Researchers in the past few years have attempted decode peoples thoughts using FMRI and single cell recordings. Participants are presented with a stimulus, such as a list of words, sounds[1] or video clips[2]. Brain scans are then used to see which areas are activated by each stimulus, researchers can then use this information to determine which stimulus a participant is thinking of. These findings may be useful as a means of communication for coma patients or those who are paralysed[1]. Researchers have also been working on applying this technology to control a cursor [8,7] and even a wheelchair[7] with thoughts alone.

Dr Cerf believesthat if we were to catalogue which brain areas are associated with each stimulus we could build up a database of different thoughts which could be used to read minds[4]. However think of the sheer amount of computer memory this would require! There is also the issue of whether people respond differently the same stimuli. In which case you would need to record each individuals brain response to each stimulus, which just isn’t practical. Another issue is that present studies have largely focused on concrete thoughts such as shapes or faces. But will abstract concepts be as simple? For example if I were to say think of a square, most people will imagine a picture of a square. However If I were to say think of anger you may imagine an angry face, or maybe even remember an event in your life where you or someone else was angry.

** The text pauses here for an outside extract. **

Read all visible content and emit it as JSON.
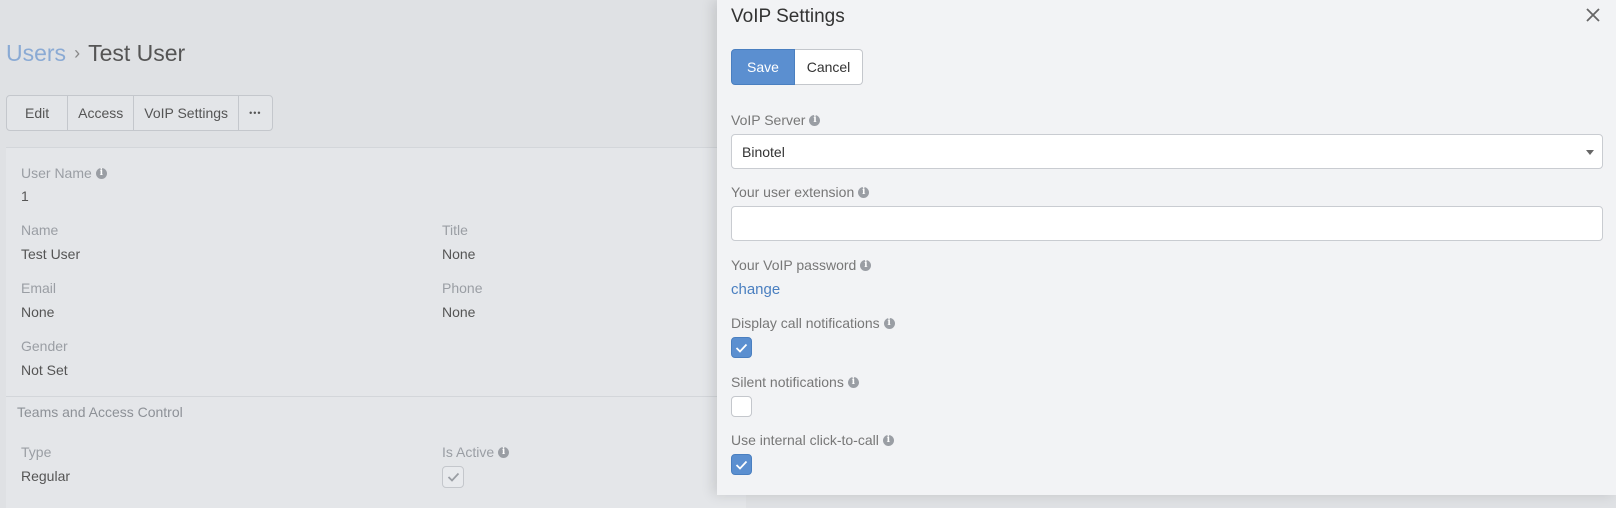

A concern raised by a few researchers is whether current technology is sufficiently advanced[4].
FMRI studies for example use blood flow as a measure of brain activity, this method has the advantage in that we are able to view multiple regions of the brain simultaneously. However researchers have said that blood flow is far too slow, in relation to the neural changes in the brain therefore makes it poor measure, especially with fast changing stimuli such as moving images[2]. FMRI is precarious, it requires participants to remain still for long periods of time as the slightest movement can affect the accuracy of the reading. Single cell recordings are an alternative method, preferred by some researchers because of its high spatial and temporal accuracy. However it requires implanting electrodes into the brain, which presents many ethical issues when experimenting with humans. Also you are only able to monitor a few specific neurons within the brain, therefore it’s difficult to study a wide array of different thoughts which engage a number of different brain areas. This makes gathering information very time consuming and expensive.

An entirely different approach to mind reading suggested by Thomas Pfister, who is creating a device which detects Microexpressions. A micro expression is a small involuntary facial movement, which can be seen during an emotionally intense moment. This method is quite interesting because it enables us to study emotions, which is something that the previous approach has somewhat ignored. Microexpressions may be useful for identifying when a person is lying, or when they are attempting to conceal an emotion. Some security officials claim to use microexpression to identify lies, or detect suspicious behaviour[5]. However these expressions last approximately 1/25th second, therefore it is very hard for even trained officials to use them with any reliability or accuracy. Pfisters device is currently able to identify lying with approximately 79% accuracy. Alike the previous approach, Pfister is limited by the capabilities of modern technology. Most modern cameras are not fast enough to capture the short lasting microexpressions. Also because these expressions are involuntary it is difficult to induce them in order to gain training/baseline data.

In conclusion, I believe that it is wise to be cautious and to think of the possible implications of such research given it’s potential power. However I feel it’s important to remain realistic and be aware that there are a great number of hurdles to overcome.